Additionally, in 2024, Brennan went on a small tour of live theater dates billed as "An Evening with Johnny Brennan of The Jerky Boys." It's a fairly stripped-down affair, mostly just featuring Brennan sitting on stage and discussing the history of The Jerky Boys, doing his various characters, and taking questions from the audience. It's not known what the full scope of the tour is, and whether it's a limited engagement or something Brennan plans to continue doing as long as there's an audience for it.

The Jerky Boys continue to be referenced and revered

Even without constant new Jerky Boys material, the franchise has certainly left a lasting impression on the pop culture landscape. It has been continually referenced over the last 30 years, from shout-outs on "Arrested Development" and "How I Met Your Mother" — with the latter's Jerky Boys mention being included in a clip shown at the Emmys — to the protagonist of Peacock's 2023 "Twisted Metal" series, John Doe (Anthony Mackie), mentioning that he still listens to Jerky Boys CDs in his vehicle.

Then there are the celebrities who have spoken highly of The Jerky Boys as an inspiration for their own careers. In addition to Seth MacFarlane, comedian Amy Schumer, filmmaker Paul Feig, musician Sheryl Crow, and actor Russell Crowe have all been outed as fans. Tobey Maguire insisted on the line "beat an old lady with a stick" in his first "Spider-Man" movie as tribute to a similar Jerky Boys quote, and alternative rockers Radiohead even named their first album "Pablo Honey" after a skit from the second Jerky Boys album. 

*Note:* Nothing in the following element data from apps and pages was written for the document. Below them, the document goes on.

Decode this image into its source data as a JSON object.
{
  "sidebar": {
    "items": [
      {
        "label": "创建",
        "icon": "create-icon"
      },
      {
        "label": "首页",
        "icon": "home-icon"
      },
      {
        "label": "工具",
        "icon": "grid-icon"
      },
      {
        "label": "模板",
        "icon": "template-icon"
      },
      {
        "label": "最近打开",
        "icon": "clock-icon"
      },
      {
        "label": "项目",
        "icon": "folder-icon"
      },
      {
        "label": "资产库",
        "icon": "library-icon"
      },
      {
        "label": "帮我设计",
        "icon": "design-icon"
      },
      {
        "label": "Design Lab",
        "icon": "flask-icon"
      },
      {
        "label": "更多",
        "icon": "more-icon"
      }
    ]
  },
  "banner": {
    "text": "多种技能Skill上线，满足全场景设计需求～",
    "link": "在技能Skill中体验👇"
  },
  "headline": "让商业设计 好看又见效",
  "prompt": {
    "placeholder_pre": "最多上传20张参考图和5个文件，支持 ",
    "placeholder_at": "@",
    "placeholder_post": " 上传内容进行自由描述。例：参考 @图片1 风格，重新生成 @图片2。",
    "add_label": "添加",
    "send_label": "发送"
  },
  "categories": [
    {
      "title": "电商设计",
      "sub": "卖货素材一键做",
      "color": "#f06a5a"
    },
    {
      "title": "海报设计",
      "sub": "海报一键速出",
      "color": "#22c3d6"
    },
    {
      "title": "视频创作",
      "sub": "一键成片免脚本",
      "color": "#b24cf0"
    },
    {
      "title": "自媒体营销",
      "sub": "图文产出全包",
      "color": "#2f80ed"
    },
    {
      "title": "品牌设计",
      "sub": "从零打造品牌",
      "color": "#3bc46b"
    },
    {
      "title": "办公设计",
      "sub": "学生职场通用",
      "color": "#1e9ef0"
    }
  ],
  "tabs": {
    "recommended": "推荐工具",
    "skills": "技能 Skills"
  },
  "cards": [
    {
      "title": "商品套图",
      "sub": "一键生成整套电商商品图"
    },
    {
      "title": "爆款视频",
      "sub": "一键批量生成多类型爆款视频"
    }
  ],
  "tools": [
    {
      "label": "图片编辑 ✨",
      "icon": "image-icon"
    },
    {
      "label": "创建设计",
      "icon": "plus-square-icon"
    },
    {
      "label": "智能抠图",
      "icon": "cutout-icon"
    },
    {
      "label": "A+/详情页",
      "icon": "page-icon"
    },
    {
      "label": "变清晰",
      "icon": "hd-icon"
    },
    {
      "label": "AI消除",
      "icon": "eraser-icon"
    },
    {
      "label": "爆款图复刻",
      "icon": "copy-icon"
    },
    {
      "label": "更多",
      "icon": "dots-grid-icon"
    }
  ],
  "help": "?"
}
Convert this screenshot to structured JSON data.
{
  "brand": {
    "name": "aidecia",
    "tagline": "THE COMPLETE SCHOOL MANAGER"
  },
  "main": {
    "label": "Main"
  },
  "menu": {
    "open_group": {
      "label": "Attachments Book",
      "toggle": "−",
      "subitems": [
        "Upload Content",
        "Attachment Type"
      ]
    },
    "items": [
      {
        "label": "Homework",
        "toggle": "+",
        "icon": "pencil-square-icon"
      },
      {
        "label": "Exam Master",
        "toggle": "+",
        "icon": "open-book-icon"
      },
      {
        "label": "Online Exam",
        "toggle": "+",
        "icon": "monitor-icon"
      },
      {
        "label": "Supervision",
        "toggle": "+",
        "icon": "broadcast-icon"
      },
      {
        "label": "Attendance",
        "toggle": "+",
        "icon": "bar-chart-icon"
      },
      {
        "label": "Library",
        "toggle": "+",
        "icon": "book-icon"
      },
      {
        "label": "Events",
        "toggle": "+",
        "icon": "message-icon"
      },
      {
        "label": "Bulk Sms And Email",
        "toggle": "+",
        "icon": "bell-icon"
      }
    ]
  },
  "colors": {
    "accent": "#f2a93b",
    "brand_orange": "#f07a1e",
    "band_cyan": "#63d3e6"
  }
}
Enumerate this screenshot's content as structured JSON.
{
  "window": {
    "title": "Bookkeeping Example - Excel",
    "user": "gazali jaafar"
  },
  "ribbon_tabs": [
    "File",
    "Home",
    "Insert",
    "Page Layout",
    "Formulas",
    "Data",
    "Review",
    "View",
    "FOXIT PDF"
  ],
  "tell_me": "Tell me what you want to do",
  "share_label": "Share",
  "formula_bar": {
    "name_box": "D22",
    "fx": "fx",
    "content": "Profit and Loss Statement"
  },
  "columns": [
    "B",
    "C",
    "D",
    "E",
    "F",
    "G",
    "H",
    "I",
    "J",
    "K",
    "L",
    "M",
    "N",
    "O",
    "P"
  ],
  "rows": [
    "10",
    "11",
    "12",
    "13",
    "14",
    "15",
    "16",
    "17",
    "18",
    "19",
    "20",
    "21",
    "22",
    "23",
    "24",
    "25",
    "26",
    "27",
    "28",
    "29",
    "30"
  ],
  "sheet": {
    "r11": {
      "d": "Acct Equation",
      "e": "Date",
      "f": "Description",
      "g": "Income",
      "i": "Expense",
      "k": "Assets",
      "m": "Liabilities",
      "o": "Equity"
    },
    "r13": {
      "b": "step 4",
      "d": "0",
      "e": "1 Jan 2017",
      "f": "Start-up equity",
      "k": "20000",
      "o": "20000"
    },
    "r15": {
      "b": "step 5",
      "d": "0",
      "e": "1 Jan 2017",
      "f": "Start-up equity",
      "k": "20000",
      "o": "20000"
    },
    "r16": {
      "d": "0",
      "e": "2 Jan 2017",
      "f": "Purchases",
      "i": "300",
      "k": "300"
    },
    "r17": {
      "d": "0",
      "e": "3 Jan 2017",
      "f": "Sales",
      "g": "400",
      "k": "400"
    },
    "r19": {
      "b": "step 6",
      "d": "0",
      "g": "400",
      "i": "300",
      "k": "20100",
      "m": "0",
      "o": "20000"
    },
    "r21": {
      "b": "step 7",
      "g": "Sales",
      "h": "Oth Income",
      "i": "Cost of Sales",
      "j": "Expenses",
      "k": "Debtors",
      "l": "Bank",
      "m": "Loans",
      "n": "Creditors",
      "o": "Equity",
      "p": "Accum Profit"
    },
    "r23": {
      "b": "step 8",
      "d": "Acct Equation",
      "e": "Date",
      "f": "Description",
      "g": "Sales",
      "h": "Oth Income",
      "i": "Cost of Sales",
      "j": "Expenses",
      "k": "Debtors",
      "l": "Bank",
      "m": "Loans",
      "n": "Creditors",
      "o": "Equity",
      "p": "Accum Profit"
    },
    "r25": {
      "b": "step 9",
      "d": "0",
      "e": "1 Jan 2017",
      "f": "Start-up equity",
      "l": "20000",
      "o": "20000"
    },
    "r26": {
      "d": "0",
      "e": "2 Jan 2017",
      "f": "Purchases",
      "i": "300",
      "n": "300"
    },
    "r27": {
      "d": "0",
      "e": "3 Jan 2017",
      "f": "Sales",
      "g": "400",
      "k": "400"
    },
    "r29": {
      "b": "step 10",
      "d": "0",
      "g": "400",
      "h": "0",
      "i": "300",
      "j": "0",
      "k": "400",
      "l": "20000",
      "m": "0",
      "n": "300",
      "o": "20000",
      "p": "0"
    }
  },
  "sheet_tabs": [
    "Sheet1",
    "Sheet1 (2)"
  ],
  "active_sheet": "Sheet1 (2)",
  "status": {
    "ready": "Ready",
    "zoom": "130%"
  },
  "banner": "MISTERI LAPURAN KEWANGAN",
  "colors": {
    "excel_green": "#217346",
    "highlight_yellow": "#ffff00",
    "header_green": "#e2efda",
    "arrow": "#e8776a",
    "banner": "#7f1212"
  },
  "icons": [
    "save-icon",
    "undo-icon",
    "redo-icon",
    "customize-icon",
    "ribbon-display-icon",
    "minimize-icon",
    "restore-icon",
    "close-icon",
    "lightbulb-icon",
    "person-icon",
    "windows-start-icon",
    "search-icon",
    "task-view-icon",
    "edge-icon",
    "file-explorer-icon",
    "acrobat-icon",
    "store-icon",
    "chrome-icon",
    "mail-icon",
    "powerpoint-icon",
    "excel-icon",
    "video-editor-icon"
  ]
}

It's safe to say that The Jerky Boys' place in pop culture history is well secured, even if Johnny Brennan — or Kamal Ahmed for that matter — never makes another prank phone call.